→ **Task description**
Hand back the entries exactly as written, minus every picture.
****************************************
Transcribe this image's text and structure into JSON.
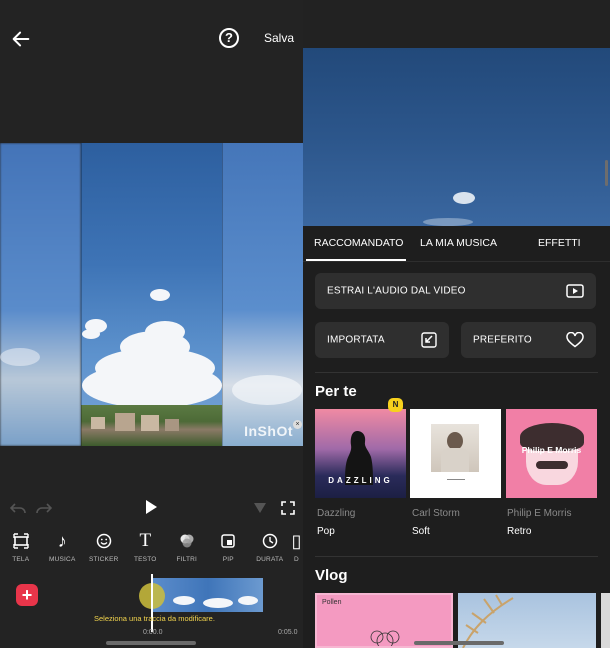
{
  "left": {
    "header": {
      "save_label": "Salva",
      "help_icon": "help-icon",
      "back_icon": "back-arrow-icon"
    },
    "preview": {
      "watermark": "InShOt"
    },
    "toolbar": [
      {
        "label": "TELA",
        "icon": "canvas-icon"
      },
      {
        "label": "MUSICA",
        "icon": "music-note-icon"
      },
      {
        "label": "STICKER",
        "icon": "smiley-icon"
      },
      {
        "label": "TESTO",
        "icon": "text-icon"
      },
      {
        "label": "FILTRI",
        "icon": "filter-icon"
      },
      {
        "label": "PIP",
        "icon": "pip-icon"
      },
      {
        "label": "DURATA",
        "icon": "clock-icon"
      },
      {
        "label": "D",
        "icon": "more-icon"
      }
    ],
    "timeline": {
      "hint": "Seleziona una traccia da modificare.",
      "time_current": "0:00.0",
      "time_end": "0:05.0"
    }
  },
  "right": {
    "tabs": [
      {
        "label": "RACCOMANDATO",
        "active": true
      },
      {
        "label": "LA MIA MUSICA",
        "active": false
      },
      {
        "label": "EFFETTI",
        "active": false
      }
    ],
    "extract_audio_label": "ESTRAI L'AUDIO DAL VIDEO",
    "imported_label": "IMPORTATA",
    "favorite_label": "PREFERITO",
    "section_for_you": "Per te",
    "section_vlog": "Vlog",
    "new_badge": "N",
    "albums": [
      {
        "name": "Dazzling",
        "genre": "Pop",
        "cover_text": "DAZZLING"
      },
      {
        "name": "Carl Storm",
        "genre": "Soft",
        "cover_text": ""
      },
      {
        "name": "Philip E Morris",
        "genre": "Retro",
        "cover_text": "Philip E Morris"
      }
    ],
    "vlog_cards": [
      {
        "cover_text": "Pollen"
      }
    ]
  },
  "colors": {
    "accent_red": "#e8354a",
    "badge_yellow": "#f7d11d",
    "hint_yellow": "#f2d44d"
  }
}
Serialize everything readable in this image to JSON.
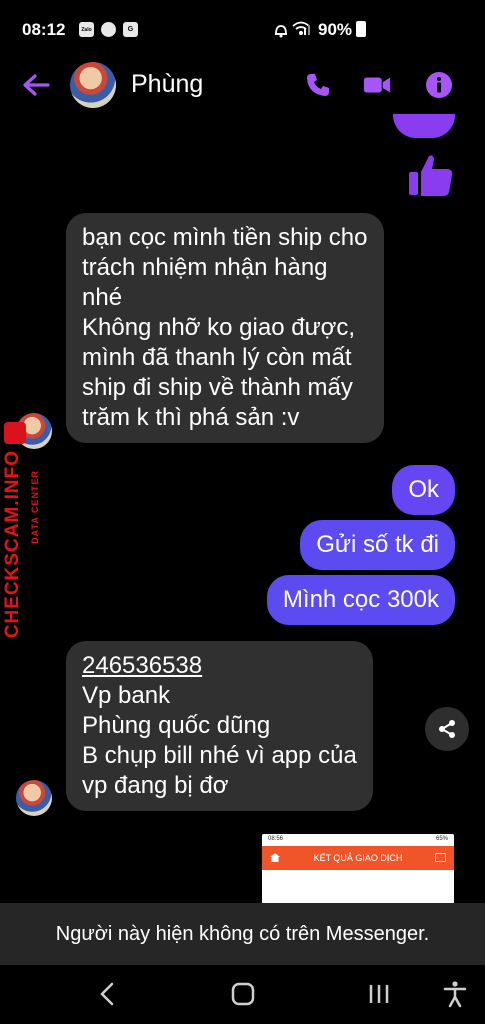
{
  "status_bar": {
    "time": "08:12",
    "battery": "90%",
    "left_icons": [
      "Zalo",
      "messenger-icon",
      "translate-icon"
    ],
    "right_icons": [
      "alarm-icon",
      "wifi-icon",
      "signal-icon",
      "battery-icon"
    ]
  },
  "header": {
    "contact_name": "Phùng",
    "accent": "#a855f7",
    "actions": [
      "phone-icon",
      "video-icon",
      "info-icon"
    ]
  },
  "messages": [
    {
      "from": "contact",
      "lines": [
        "bạn cọc mình tiền ship cho",
        "trách nhiệm nhận hàng",
        "nhé",
        "Không nhỡ ko giao được,",
        "mình đã thanh lý còn mất",
        "ship đi ship về thành mấy",
        "trăm k thì phá sản :v"
      ]
    },
    {
      "from": "me",
      "text": "Ok"
    },
    {
      "from": "me",
      "text": "Gửi số tk đi"
    },
    {
      "from": "me",
      "text": "Mình cọc 300k"
    },
    {
      "from": "contact",
      "account_number": "246536538",
      "lines": [
        "Vp bank",
        "Phùng quốc dũng",
        "B chụp bill nhé vì app của",
        "vp đang bị đơ"
      ]
    }
  ],
  "image_preview": {
    "time": "08:56",
    "battery": "65%",
    "title": "KẾT QUẢ GIAO DỊCH"
  },
  "watermark": {
    "brand": "CHECKSCAM.INFO",
    "sub": "DATA CENTER"
  },
  "banner": {
    "text": "Người này hiện không có trên Messenger."
  },
  "colors": {
    "outgoing_bubble": "#5b4bf0",
    "incoming_bubble": "#303030",
    "brand_red": "#e3121b"
  }
}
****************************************
→ **Exercise result**
Transcribe this image's text and structure into JSON.
{
  "left": {
    "header": {
      "save_label": "Salva",
      "help_icon": "help-icon",
      "back_icon": "back-arrow-icon"
    },
    "preview": {
      "watermark": "InShOt"
    },
    "toolbar": [
      {
        "label": "TELA",
        "icon": "canvas-icon"
      },
      {
        "label": "MUSICA",
        "icon": "music-note-icon"
      },
      {
        "label": "STICKER",
        "icon": "smiley-icon"
      },
      {
        "label": "TESTO",
        "icon": "text-icon"
      },
      {
        "label": "FILTRI",
        "icon": "filter-icon"
      },
      {
        "label": "PIP",
        "icon": "pip-icon"
      },
      {
        "label": "DURATA",
        "icon": "clock-icon"
      },
      {
        "label": "D",
        "icon": "more-icon"
      }
    ],
    "timeline": {
      "hint": "Seleziona una traccia da modificare.",
      "time_current": "0:00.0",
      "time_end": "0:05.0"
    }
  },
  "right": {
    "tabs": [
      {
        "label": "RACCOMANDATO",
        "active": true
      },
      {
        "label": "LA MIA MUSICA",
        "active": false
      },
      {
        "label": "EFFETTI",
        "active": false
      }
    ],
    "extract_audio_label": "ESTRAI L'AUDIO DAL VIDEO",
    "imported_label": "IMPORTATA",
    "favorite_label": "PREFERITO",
    "section_for_you": "Per te",
    "section_vlog": "Vlog",
    "new_badge": "N",
    "albums": [
      {
        "name": "Dazzling",
        "genre": "Pop",
        "cover_text": "DAZZLING"
      },
      {
        "name": "Carl Storm",
        "genre": "Soft",
        "cover_text": ""
      },
      {
        "name": "Philip E Morris",
        "genre": "Retro",
        "cover_text": "Philip E Morris"
      }
    ],
    "vlog_cards": [
      {
        "cover_text": "Pollen"
      }
    ]
  },
  "colors": {
    "accent_red": "#e8354a",
    "badge_yellow": "#f7d11d",
    "hint_yellow": "#f2d44d"
  }
}
Serialize everything readable in this image to JSON.
{
  "status_bar": {
    "time": "08:12",
    "battery": "90%",
    "left_icons": [
      "Zalo",
      "messenger-icon",
      "translate-icon"
    ],
    "right_icons": [
      "alarm-icon",
      "wifi-icon",
      "signal-icon",
      "battery-icon"
    ]
  },
  "header": {
    "contact_name": "Phùng",
    "accent": "#a855f7",
    "actions": [
      "phone-icon",
      "video-icon",
      "info-icon"
    ]
  },
  "messages": [
    {
      "from": "contact",
      "lines": [
        "bạn cọc mình tiền ship cho",
        "trách nhiệm nhận hàng",
        "nhé",
        "Không nhỡ ko giao được,",
        "mình đã thanh lý còn mất",
        "ship đi ship về thành mấy",
        "trăm k thì phá sản :v"
      ]
    },
    {
      "from": "me",
      "text": "Ok"
    },
    {
      "from": "me",
      "text": "Gửi số tk đi"
    },
    {
      "from": "me",
      "text": "Mình cọc 300k"
    },
    {
      "from": "contact",
      "account_number": "246536538",
      "lines": [
        "Vp bank",
        "Phùng quốc dũng",
        "B chụp bill nhé vì app của",
        "vp đang bị đơ"
      ]
    }
  ],
  "image_preview": {
    "time": "08:56",
    "battery": "65%",
    "title": "KẾT QUẢ GIAO DỊCH"
  },
  "watermark": {
    "brand": "CHECKSCAM.INFO",
    "sub": "DATA CENTER"
  },
  "banner": {
    "text": "Người này hiện không có trên Messenger."
  },
  "colors": {
    "outgoing_bubble": "#5b4bf0",
    "incoming_bubble": "#303030",
    "brand_red": "#e3121b"
  }
}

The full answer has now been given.